There is a general, overriding principle in the world of Federal Tax that goes something like this: if you voluntarily come forward to admit your prior tax shenanigans and get yourself back in the good graces of the IRS, there will be less negative consequences than if the IRS catches you trying to get away with it.
This principle holds true with respect to the reporting of foreign bank accounts. Taxpayers who are caught hiding assets in foreign accounts are subject to criminal prosecution, and could very well face jail time. But under the IRS voluntary amnesty programs, those who come forward and disclose their offshore assets are promised they won’t go to jail in exchange for payment of penalties that are based on a percentage of their account balances.
There are some who want to get back on the grid without having to pay hefty penalties. They do this by making a so-called “quiet disclosure” of foreign assets; they report their foreign accounts without giving the government information about accounts held in previous years. This type of disclosure sometimes tricks the IRS into believing the accounts are brand new.

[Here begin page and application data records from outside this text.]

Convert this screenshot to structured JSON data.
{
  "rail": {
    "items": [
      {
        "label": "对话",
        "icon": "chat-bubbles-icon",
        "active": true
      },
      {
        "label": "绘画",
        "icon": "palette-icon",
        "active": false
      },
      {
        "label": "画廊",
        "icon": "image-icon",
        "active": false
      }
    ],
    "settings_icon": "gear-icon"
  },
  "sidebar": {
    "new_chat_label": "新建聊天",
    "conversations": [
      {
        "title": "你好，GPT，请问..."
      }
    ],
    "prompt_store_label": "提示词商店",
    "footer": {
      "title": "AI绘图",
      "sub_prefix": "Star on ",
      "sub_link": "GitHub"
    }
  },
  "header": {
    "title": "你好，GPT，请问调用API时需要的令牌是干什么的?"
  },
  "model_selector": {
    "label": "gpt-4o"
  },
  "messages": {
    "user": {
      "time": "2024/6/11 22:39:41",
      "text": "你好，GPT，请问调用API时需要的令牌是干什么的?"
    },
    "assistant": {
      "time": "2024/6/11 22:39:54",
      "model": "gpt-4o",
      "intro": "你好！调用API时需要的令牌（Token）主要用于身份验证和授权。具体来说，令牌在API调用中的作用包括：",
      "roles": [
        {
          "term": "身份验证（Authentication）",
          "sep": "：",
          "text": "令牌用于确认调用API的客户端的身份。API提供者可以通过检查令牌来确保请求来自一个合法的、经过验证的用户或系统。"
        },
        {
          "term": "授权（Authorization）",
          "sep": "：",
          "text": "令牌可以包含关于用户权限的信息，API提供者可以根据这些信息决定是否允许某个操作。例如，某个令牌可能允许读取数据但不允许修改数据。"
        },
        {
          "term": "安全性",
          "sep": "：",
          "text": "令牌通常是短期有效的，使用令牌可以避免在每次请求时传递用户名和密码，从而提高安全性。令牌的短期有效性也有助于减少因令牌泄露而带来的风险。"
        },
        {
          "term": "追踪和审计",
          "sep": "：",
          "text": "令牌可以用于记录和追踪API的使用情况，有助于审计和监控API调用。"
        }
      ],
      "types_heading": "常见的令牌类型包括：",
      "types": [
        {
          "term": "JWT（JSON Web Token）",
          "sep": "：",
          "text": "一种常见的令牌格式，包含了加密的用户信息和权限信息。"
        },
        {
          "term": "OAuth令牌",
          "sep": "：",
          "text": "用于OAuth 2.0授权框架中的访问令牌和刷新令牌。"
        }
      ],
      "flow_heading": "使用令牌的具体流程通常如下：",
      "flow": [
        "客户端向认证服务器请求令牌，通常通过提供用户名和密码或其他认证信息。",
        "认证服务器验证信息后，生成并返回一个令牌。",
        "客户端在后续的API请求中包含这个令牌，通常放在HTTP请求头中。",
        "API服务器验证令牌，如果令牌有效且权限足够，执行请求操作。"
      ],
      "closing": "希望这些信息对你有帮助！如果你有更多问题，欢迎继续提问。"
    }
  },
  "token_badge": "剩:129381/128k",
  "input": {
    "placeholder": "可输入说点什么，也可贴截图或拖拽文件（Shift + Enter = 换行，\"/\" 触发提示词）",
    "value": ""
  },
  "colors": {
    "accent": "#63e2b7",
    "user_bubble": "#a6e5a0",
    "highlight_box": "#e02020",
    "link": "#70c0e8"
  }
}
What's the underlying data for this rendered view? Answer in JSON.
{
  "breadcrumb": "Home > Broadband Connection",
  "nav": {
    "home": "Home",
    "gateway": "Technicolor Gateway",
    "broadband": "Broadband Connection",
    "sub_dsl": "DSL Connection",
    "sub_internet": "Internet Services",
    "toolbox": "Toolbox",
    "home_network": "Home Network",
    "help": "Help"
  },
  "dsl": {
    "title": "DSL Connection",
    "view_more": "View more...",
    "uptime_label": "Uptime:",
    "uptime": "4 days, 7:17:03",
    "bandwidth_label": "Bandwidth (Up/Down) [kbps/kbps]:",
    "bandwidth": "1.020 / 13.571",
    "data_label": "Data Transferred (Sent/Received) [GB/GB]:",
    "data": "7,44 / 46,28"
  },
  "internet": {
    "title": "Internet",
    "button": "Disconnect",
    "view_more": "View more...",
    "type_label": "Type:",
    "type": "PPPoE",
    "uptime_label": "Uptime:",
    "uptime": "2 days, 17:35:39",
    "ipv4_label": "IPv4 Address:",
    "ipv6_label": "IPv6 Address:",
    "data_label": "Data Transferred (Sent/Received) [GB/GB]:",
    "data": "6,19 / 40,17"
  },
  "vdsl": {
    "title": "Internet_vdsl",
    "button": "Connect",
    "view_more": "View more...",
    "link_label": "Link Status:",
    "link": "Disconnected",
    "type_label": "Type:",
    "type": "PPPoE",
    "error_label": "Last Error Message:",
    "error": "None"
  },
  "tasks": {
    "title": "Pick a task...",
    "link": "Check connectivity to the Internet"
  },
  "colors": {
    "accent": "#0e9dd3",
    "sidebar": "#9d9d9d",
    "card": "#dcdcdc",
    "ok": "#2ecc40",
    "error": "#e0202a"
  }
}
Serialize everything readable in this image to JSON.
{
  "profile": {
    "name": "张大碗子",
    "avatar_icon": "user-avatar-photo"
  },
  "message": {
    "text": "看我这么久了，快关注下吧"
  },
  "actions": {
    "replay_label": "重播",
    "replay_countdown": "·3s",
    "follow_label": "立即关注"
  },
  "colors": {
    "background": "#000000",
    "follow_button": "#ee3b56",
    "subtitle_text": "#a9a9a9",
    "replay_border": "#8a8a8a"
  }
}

According to a recent report by the Government Accountability Office (GAO), there may be more quiet disclosures happening around the nation than the IRS has the ability to identify. The IRS is taking tips from GAO on how to detect more of these quiet disclosures.